Tuesday, October 19, 2010

Oh, it's nothing ...

Sun rise to sun disappear all happened in the space of about 10 minutes during this morning's T'ai Chi Chih practice. Let me set the scene: Rosy red skies that glowed and brightened, then ... pop, a huge golden sun emerged from the distant horizon over Lake Superior. I gazed directly into its bright, shining orb as I moved until ... zip, a ceiling of heavy dark blue clouds swallowed it whole. Sunlight gone. Vamoose. Finis.

Thankfully, its memory lingers....

During today's TCC practice I sensed immediately that I felt less soft and relaxed when compared to yesterday's practice. It made sense, I suppose. I worked at the library yesterday. It was busy and I was on my feet moving for six hours straight.
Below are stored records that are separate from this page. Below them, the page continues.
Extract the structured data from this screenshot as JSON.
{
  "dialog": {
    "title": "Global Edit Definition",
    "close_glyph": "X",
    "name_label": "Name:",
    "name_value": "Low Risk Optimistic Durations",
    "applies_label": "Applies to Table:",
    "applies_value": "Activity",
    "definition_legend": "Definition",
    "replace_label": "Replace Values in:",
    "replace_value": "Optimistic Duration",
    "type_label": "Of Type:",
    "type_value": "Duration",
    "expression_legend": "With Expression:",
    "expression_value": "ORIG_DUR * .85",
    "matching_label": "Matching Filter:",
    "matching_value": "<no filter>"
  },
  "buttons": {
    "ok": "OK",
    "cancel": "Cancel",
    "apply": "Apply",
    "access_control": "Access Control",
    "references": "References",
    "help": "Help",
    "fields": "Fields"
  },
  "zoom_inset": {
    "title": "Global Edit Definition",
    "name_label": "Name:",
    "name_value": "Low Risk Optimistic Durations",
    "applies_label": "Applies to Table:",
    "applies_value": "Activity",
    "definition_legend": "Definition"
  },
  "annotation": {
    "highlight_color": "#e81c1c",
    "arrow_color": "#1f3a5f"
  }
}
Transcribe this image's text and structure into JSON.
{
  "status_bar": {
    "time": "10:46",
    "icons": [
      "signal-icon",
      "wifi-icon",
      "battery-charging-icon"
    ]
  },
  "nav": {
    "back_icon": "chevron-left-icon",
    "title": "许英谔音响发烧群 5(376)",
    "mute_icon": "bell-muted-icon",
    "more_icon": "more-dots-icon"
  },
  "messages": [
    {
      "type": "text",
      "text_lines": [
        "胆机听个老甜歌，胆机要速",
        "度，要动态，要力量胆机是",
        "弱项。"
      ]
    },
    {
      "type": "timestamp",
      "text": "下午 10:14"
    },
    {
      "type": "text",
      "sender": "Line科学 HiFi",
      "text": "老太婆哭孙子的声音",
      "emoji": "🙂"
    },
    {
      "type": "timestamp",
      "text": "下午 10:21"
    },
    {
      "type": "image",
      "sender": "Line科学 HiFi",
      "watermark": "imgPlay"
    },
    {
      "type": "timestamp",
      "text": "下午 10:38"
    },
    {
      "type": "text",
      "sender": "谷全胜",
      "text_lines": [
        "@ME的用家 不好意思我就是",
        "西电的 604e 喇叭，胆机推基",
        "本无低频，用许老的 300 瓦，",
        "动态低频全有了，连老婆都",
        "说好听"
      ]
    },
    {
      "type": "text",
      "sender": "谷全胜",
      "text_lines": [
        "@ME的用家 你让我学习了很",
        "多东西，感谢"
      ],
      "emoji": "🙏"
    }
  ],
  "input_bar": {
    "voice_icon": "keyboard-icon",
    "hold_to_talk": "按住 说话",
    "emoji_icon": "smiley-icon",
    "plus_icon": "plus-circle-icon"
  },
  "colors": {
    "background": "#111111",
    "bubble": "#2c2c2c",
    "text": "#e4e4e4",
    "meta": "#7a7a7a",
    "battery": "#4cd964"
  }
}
And ... I anticipate more of the same today.

Meanwhile, sandwiched between the busyness I enter into my TCC practice. (Yesterday's softness may be related to the fact that the day before I spent a good portion of the day writing which is a passion of mine; it feeds and comforts me.)

Maintaining softness in body AND mind is a challenging, never-ending pursuit. I read a wonderful blog from the Harvard Business Review this morning titled Not Enough Time? Try Doing Nothing. (See http://blogs.hbr.org/bregman/2010/09/meditation-a-best-practice-for.html.)

This blog's author, Peter Bregman, writes about the variations of thought and mood he experienced while taking a bike ride in Central Park, NYC. He quickly realized that it was far too easy for his thoughts to swerve in an up, down, and all around direction based on what was happening in the moment. He notes: I thought I was taking my bike on a ride. But really? My bike took me on one.

Bregman postulates that we're all a bit insane because we're so affected--often in unhelpful ways--by the ramblings of our minds. The solution? Spend a few minutes each day in meditation; watch the breath, notice the mind, and pull your attention back into the present moment. Bregman recommends meditation for business reasons because, when we lose awareness of what we think or how we feel it "affects our relationships, our decisions, and our actions."

A regular T'ai Chi Chih moving meditation practice helps tremendously in this regard. I'm reminded, though, that Justin Stone, its founder and creator taught not only TCC but also seated meditation practice.

Since I've been an on-again, off-again seated meditation practitioner I think it's time to add a few minutes of quiet nothing to my days. The worst that can happen? I'll feel better, calmer, and more relaxed, and I'll be prepared to handle life's ups and downs with even more focus and equanimity.

1 comment:

Evergreen said...

A conundrum: When you are doing nothing, aren't you actually doing something?, which is nothing?